Marge Felix of Hands of Mercy Everywhere, Inc. stands in the house mother’s bedroom as she talks about the new Grace House.
On Wednesday morning a 17-year-old from Belleview was rushed to the hospital to give birth.
Normally, the arrival of new life in the world is a happy event. This instance likely was, too, despite these times being fraught with uncertainty.
But this baby also was a reminder for Diane Schofield and her team at Hands of Mercy Everywhere, or HOME, of their mission.
For 17 years Schofield, the founder of HOME, has sheltered troubled girls, and girls in trouble — many of them, just like this young woman on Wednesday, who were pregnant and became mothers barely after leaving childhood themselves.
Today, HOME, a Christian nonprofit serving young girls in foster care, will celebrate an expansion of its project.
Schofield will cut the ribbon on Grace House, HOME’s new group home and the third of its campuses tucked into a modest residential neighborhood on the east side of Belleview.
Grace House will be a residential sanctuary for up to six girls, ages 12 to 17, who may have emotional or behavioral issues.
The house itself – a two-story, five-bedroom unit built in 1923 – was a gift from an aged spinster, Emma Jeannette Smith. The retired teacher, who spent 43 years at Ocala and later Forest High School, passed away in February 2017 at age 89. Smith left no heirs and bequeathed her house to the agency, according to Marge Felix, HOME’s office manager.
Felix recalled that Smith struggled to get around later in life, and so welcomed visits and assistance from the HOME girls who regularly came to see her and bring her baked goodies.
Smith’s former abode is now warmly decorated and immaculate in preparation for today’s ribbon-cutting, and receiving its new residents.
The wood flooring, original to the home, is freshly treated. The furniture, though donated, looks like it just left a showroom. The kitchen and restrooms are outfitted with new granite countertops. Signs with motivational maxims and Bible verses adorn newly painted walls. On each bed sits a basket full of toiletries. A large, new wooden deck off the west side promises to be the destination for many cookouts.
Schofield said Grace House was renovated with a $350,000 federal community development block grant obtained by Marion County.
Grace House, like HOME’s other locations in the neighborhood, will have a full-time house mother to oversee the clients, who are referred to HOME by the Florida Department of Children and Families. Many of them have also been guests of the Department of Juvenile Justice.
“This isn’t Betsy who got an argument with her mother,” Felix noted. This is hardcore.”
Some HOME clients have been involved in sex trafficking or been sexually abused. Others have been mistreated or abandoned by family.
“We take them all,” Schofield said. “That’s God’s house, and when those girls walk through the gate, I want to give them a chance.”
Since Grace House will specialize in helping young women with emotional problems, psychiatric services will be available, either on-site, in a room dedicated for counseling, or through Zoom. Psychotropic medications will be available to those who require them.
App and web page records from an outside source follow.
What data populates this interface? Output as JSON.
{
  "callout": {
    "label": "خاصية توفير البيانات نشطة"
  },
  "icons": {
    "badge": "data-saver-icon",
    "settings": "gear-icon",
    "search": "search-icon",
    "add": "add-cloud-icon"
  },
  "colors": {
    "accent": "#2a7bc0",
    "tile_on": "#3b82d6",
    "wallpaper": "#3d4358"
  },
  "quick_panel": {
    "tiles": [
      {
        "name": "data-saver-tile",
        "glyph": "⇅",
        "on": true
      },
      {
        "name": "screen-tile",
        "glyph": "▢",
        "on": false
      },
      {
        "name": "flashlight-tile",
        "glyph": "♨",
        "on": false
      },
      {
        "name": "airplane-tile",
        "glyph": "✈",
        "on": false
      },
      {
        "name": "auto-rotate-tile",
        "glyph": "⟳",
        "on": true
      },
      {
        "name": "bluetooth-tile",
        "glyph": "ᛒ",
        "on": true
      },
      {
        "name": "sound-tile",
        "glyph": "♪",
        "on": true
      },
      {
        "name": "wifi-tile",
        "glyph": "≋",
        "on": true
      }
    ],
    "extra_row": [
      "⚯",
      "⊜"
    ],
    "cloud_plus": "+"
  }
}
HOME’s other sites in that Belleview neighborhood just off Lake Lillian include Faith House, which is the oldest of the programs and focuses on girls involved in sex or human trafficking, and Hope House, established in 2015 as a “maternity home” to care for pregnant teens.
HOME also operates Promise House in Ocala, an independent transitional home for four women between 18 and 21.
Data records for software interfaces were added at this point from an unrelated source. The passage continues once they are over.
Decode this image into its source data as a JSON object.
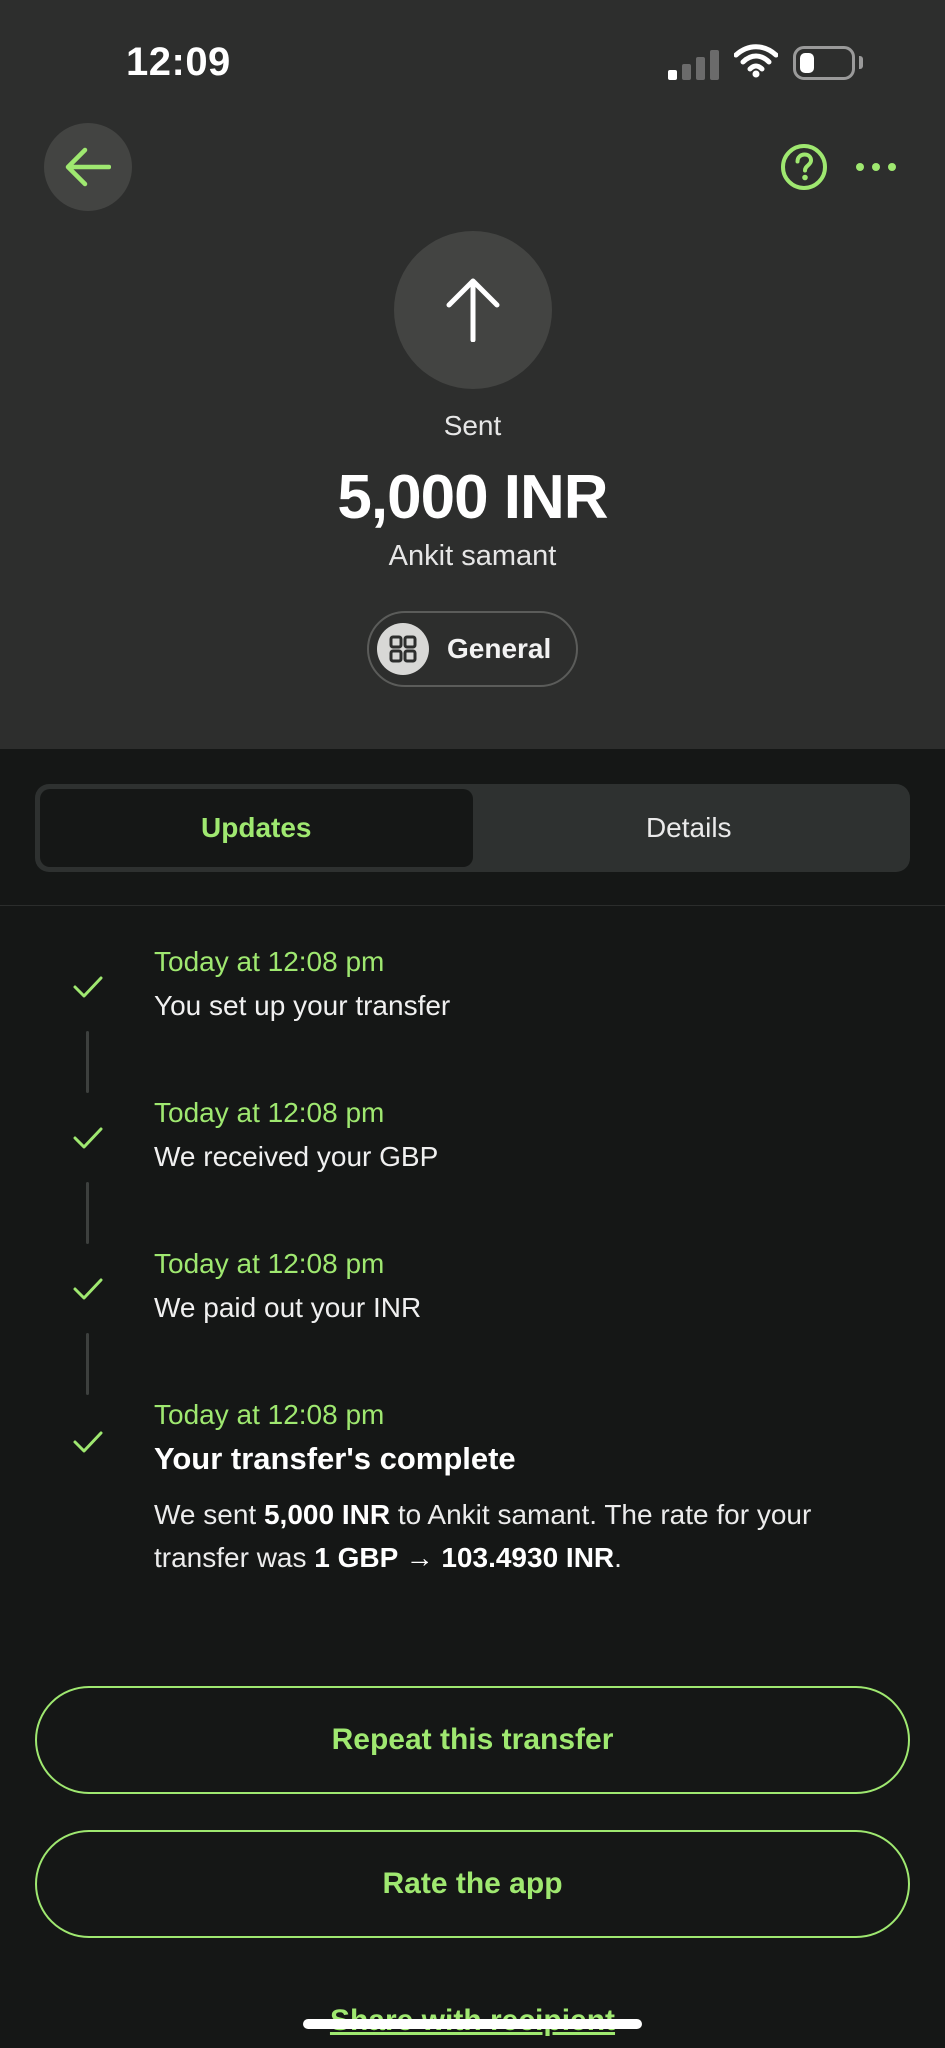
{
  "status_bar": {
    "time": "12:09",
    "battery_level": 0.3
  },
  "header": {
    "back_icon": "arrow-left-icon",
    "help_icon": "question-circle-icon",
    "more_icon": "more-horizontal-icon",
    "direction_icon": "arrow-up-icon",
    "status_label": "Sent",
    "amount": "5,000 INR",
    "recipient": "Ankit samant",
    "category": {
      "icon": "grid-icon",
      "label": "General"
    }
  },
  "tabs": [
    {
      "label": "Updates",
      "active": true
    },
    {
      "label": "Details",
      "active": false
    }
  ],
  "timeline": [
    {
      "time": "Today at 12:08 pm",
      "title": "You set up your transfer",
      "done": true
    },
    {
      "time": "Today at 12:08 pm",
      "title": "We received your GBP",
      "done": true
    },
    {
      "time": "Today at 12:08 pm",
      "title": "We paid out your INR",
      "done": true
    },
    {
      "time": "Today at 12:08 pm",
      "title": "Your transfer's complete",
      "done": true,
      "description": {
        "p1": "We sent ",
        "amount": "5,000 INR",
        "p2": " to Ankit samant. The rate for your transfer was ",
        "rate": "1 GBP → 103.4930 INR",
        "p3": "."
      }
    }
  ],
  "actions": {
    "repeat": "Repeat this transfer",
    "rate": "Rate the app",
    "share": "Share with recipient"
  },
  "colors": {
    "accent": "#9fe870",
    "header_bg": "#2d2e2d",
    "body_bg": "#151716"
  }
}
The formula is the same for each.
While in HOME’s care, the girls learn to act as part of a team, sharing in everyday chores that maintain the house.
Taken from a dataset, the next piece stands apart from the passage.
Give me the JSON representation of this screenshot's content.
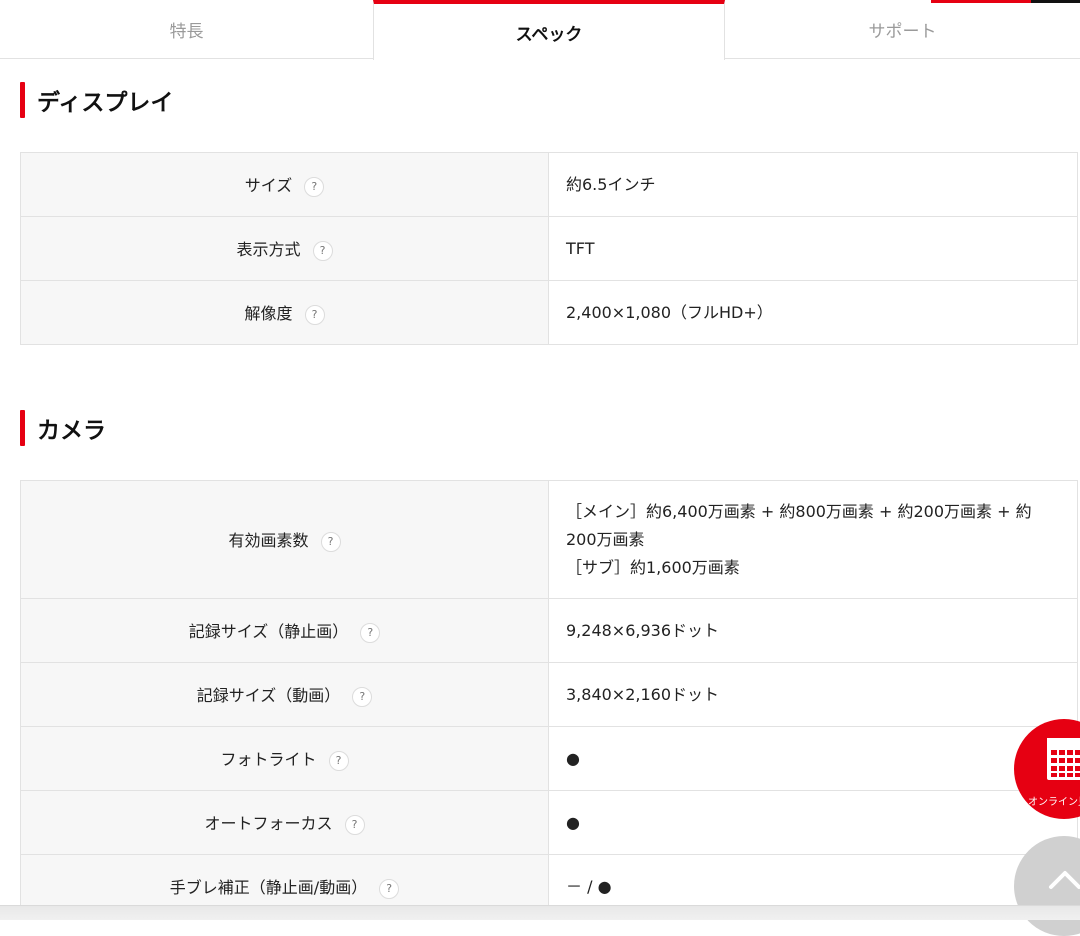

They also are taught how to dress appropriately, sent back to school to finish their education and taken to church. Felix said that applies to any denomination. And while they don’t have to participate in services, no one is excused from going. Eventually, training in everyday life skills becomes part of the program,
“That’s the whole point,” said Felix, who has worked for HOME for six years. “Build them up to get them back on their feet. Make them feel like ladies.”
Once Grace opens to its clients, HOME will serve 30 young women, with six there, four in Ocala, and 10 each at Faith and Hope houses.
Since HOME’s inception, Schofield said, 1,040 young women have passed through its portals.
Restoring dignity, self-worth, hope and confidence to these young women is a major part of HOME’s mission.
But, Schofield said, so is preparing them to live and function in a society in a way that, while coming naturally to many of us, can be foreign to them.
“The most important thing about Grace House is that these are going to be kids going out into the world. That’s where the community can help me — giving them jobs or donating cars so they can get their child to daycare or get to work,” Schofield said.
“I want to have them get a job, and be taxpaying citizens, not just milking the government for the rest of their lives,” Schofield said.